## ASSIGNED TASK
For every line in the entries that contains "names", show the whole line.
[[ GIVEN DATA, beginning ]]
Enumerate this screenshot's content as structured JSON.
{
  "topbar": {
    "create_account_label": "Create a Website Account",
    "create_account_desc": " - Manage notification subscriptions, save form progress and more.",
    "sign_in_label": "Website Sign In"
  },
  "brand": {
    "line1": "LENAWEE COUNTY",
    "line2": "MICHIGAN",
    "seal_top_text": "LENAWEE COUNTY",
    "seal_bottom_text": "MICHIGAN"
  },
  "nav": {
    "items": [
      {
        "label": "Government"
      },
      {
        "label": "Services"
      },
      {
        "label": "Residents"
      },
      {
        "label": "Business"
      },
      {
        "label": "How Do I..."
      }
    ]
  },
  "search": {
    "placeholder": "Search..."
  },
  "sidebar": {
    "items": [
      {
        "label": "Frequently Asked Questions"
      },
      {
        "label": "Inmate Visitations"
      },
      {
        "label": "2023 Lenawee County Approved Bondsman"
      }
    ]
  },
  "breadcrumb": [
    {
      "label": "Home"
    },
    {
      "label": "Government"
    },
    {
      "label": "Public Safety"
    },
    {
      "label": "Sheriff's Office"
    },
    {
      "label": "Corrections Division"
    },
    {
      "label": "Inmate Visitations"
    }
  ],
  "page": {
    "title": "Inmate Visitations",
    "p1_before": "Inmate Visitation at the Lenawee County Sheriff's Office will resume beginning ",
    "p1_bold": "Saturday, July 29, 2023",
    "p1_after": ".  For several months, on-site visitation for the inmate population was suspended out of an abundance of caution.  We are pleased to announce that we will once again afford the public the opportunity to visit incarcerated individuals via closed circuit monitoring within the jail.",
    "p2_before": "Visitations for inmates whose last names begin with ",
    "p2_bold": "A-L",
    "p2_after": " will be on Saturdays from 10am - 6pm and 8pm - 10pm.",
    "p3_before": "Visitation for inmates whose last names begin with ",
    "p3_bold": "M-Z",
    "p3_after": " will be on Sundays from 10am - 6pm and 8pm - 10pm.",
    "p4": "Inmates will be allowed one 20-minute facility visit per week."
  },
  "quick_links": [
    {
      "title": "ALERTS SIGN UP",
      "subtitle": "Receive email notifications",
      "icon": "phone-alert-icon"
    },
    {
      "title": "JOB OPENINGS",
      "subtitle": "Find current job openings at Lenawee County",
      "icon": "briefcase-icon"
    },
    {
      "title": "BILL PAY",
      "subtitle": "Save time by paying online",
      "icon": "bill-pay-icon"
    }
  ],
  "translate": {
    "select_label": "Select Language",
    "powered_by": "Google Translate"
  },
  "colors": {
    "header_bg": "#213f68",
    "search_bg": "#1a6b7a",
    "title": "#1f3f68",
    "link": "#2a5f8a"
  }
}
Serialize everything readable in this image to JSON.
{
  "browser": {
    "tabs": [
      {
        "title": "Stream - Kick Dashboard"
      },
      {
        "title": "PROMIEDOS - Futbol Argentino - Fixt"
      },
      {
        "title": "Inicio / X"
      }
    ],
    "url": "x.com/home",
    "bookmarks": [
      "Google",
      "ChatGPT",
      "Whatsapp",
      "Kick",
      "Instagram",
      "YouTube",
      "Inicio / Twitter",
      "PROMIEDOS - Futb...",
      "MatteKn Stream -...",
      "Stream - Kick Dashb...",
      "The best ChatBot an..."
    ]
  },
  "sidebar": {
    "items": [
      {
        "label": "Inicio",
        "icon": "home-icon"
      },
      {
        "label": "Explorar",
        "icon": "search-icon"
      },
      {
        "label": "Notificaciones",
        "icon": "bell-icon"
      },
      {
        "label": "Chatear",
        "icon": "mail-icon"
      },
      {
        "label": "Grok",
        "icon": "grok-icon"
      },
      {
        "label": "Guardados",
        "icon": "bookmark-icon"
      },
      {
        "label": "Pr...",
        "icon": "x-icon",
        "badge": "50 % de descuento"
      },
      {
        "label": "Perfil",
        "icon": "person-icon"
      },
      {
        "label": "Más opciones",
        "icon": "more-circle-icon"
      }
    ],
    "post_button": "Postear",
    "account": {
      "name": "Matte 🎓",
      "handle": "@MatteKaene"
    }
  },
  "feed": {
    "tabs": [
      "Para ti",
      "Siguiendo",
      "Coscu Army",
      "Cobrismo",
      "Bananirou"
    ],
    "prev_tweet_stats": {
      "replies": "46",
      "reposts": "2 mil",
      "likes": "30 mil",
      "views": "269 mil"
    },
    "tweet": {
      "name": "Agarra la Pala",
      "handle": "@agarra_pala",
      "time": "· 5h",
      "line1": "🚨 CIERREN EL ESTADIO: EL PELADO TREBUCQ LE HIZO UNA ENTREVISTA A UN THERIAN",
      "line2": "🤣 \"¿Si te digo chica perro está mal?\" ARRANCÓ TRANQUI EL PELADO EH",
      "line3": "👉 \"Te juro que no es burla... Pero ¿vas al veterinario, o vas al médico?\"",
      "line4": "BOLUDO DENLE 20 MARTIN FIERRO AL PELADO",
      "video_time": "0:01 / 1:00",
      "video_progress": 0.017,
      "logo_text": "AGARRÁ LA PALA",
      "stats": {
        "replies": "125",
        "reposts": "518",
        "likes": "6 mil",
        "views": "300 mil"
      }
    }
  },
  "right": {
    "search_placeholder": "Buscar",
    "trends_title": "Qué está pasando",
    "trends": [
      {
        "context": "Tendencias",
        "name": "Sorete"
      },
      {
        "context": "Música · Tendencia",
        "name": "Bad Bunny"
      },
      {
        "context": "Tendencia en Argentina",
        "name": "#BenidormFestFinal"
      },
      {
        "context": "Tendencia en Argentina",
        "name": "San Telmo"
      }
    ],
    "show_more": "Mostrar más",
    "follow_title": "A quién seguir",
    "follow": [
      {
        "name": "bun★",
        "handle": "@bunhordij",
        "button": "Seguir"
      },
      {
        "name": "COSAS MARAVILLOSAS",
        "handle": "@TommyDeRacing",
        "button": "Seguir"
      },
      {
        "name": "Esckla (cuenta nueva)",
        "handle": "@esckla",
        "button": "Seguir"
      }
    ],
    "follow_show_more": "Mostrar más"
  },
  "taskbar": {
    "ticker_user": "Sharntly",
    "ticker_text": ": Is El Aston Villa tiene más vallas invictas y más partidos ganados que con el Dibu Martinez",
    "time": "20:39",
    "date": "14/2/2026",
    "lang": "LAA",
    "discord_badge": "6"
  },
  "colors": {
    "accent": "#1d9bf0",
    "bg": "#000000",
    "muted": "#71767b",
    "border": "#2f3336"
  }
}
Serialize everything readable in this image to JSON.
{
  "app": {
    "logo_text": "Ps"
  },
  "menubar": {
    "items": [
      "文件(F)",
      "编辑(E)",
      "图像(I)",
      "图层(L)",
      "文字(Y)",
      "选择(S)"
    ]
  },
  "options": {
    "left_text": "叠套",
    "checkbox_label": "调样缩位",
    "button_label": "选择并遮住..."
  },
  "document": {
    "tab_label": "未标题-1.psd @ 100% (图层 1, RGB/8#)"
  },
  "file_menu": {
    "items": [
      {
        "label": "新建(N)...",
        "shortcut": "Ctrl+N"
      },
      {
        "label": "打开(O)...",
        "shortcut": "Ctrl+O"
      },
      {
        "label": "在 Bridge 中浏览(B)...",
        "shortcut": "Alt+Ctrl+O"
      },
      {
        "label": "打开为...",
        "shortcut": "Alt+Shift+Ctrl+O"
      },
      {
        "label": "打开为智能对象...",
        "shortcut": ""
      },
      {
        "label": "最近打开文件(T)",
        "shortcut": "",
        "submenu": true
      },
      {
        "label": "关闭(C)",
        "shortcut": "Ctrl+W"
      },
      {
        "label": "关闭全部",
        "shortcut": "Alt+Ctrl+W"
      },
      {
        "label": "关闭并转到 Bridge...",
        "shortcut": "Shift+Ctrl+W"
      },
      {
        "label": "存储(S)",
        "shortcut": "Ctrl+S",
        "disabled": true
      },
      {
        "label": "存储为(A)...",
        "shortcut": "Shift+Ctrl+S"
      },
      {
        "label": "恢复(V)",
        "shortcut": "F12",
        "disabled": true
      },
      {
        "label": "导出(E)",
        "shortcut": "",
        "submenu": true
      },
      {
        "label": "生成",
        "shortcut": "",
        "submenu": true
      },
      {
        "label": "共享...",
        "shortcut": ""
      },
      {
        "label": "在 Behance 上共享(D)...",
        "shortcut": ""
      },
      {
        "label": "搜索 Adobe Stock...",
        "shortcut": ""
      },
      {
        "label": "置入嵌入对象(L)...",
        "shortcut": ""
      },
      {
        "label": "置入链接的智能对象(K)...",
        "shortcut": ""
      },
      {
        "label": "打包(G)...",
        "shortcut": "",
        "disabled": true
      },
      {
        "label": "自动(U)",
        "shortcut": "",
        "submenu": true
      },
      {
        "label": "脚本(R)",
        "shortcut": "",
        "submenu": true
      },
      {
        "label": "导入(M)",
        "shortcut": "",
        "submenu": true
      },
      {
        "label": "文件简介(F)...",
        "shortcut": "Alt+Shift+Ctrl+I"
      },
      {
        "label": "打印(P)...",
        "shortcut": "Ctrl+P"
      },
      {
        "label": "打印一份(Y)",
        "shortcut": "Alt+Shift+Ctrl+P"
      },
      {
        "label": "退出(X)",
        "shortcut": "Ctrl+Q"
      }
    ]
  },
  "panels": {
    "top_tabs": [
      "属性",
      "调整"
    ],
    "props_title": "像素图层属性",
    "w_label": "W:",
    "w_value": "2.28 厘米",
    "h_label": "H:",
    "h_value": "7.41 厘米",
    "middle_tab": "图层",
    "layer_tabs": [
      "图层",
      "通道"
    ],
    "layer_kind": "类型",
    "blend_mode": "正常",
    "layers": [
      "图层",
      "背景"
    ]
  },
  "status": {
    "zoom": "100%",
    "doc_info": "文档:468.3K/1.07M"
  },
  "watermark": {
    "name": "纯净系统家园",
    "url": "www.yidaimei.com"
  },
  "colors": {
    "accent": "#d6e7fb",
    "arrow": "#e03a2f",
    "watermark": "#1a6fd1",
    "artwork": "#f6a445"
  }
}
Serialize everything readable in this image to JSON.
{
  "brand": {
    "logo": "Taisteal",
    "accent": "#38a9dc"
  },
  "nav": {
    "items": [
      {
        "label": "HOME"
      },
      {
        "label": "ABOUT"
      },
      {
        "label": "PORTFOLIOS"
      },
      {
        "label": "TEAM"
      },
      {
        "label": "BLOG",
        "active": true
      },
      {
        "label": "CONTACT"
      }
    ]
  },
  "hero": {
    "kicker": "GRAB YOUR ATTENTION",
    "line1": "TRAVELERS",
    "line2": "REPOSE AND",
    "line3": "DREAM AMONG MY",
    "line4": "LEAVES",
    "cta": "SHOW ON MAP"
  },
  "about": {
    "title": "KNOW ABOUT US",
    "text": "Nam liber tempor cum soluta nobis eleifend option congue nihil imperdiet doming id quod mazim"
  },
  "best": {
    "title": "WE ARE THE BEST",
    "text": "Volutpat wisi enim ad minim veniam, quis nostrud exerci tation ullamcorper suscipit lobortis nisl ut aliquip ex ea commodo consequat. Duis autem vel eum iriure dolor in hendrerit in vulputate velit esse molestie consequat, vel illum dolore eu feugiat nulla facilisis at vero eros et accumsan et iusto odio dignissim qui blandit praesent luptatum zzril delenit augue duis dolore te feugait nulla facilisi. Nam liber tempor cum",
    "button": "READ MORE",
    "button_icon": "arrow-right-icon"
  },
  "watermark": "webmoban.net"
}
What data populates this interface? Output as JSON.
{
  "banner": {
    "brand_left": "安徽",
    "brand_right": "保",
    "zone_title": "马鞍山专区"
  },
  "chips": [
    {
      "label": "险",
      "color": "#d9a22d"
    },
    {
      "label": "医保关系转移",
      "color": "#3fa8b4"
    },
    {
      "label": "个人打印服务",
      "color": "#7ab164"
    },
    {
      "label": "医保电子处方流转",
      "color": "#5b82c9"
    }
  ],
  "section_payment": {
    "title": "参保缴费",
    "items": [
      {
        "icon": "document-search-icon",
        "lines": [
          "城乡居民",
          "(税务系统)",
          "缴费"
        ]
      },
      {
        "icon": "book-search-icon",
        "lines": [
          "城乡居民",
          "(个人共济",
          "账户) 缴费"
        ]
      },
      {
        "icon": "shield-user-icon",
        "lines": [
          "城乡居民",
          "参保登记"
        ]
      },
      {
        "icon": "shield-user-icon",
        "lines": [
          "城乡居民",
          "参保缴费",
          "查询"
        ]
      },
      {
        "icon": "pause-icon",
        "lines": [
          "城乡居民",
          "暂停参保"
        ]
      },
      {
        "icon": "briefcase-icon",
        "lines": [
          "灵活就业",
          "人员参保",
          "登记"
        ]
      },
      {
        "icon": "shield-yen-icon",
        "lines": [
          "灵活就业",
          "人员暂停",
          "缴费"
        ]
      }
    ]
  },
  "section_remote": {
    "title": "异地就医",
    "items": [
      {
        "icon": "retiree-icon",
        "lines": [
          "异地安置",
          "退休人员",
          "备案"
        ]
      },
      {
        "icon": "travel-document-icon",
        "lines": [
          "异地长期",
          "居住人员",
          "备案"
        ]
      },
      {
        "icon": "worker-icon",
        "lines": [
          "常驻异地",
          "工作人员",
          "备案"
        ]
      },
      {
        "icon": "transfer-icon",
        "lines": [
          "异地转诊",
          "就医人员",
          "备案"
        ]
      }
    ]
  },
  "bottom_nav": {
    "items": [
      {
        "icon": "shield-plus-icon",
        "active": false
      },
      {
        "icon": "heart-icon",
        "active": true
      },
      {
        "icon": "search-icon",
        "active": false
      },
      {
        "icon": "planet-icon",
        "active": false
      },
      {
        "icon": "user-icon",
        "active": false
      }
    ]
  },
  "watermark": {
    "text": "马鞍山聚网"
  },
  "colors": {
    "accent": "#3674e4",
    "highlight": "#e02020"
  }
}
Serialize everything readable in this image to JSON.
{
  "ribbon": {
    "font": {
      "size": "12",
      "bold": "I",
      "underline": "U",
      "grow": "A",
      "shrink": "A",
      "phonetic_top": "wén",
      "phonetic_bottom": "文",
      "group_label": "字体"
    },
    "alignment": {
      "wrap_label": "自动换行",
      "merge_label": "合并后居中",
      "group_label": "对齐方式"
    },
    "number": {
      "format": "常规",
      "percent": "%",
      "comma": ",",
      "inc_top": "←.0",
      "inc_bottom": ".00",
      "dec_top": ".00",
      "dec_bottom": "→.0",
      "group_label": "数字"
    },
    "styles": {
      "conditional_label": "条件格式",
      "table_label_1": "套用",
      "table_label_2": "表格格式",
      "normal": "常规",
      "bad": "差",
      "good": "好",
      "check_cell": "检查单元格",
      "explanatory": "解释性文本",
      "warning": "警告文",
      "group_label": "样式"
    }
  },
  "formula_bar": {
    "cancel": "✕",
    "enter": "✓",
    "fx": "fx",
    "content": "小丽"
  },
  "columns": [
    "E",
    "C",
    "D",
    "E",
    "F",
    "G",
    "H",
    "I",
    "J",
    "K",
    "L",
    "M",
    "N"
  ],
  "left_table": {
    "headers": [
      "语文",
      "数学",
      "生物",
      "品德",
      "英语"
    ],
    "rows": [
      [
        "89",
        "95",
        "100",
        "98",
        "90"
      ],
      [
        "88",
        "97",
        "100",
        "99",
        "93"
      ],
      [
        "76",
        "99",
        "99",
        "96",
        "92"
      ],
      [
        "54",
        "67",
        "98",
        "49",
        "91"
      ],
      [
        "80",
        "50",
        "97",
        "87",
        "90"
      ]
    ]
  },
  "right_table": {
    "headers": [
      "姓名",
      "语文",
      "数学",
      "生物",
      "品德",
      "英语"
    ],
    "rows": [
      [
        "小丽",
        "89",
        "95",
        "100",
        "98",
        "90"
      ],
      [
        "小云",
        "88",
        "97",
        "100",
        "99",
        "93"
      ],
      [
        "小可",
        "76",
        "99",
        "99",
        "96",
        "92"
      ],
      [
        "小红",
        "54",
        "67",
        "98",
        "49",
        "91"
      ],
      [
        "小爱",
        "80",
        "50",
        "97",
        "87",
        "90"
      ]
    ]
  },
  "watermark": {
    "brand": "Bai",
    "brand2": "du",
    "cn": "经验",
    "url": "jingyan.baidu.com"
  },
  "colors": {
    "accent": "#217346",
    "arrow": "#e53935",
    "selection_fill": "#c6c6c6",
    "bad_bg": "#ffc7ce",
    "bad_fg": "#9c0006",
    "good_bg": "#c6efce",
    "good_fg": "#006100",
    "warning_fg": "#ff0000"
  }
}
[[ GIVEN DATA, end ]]
## TASK RESULT
    "p2_before": "Visitations for inmates whose last names begin with ",
    "p3_before": "Visitation for inmates whose last names begin with ",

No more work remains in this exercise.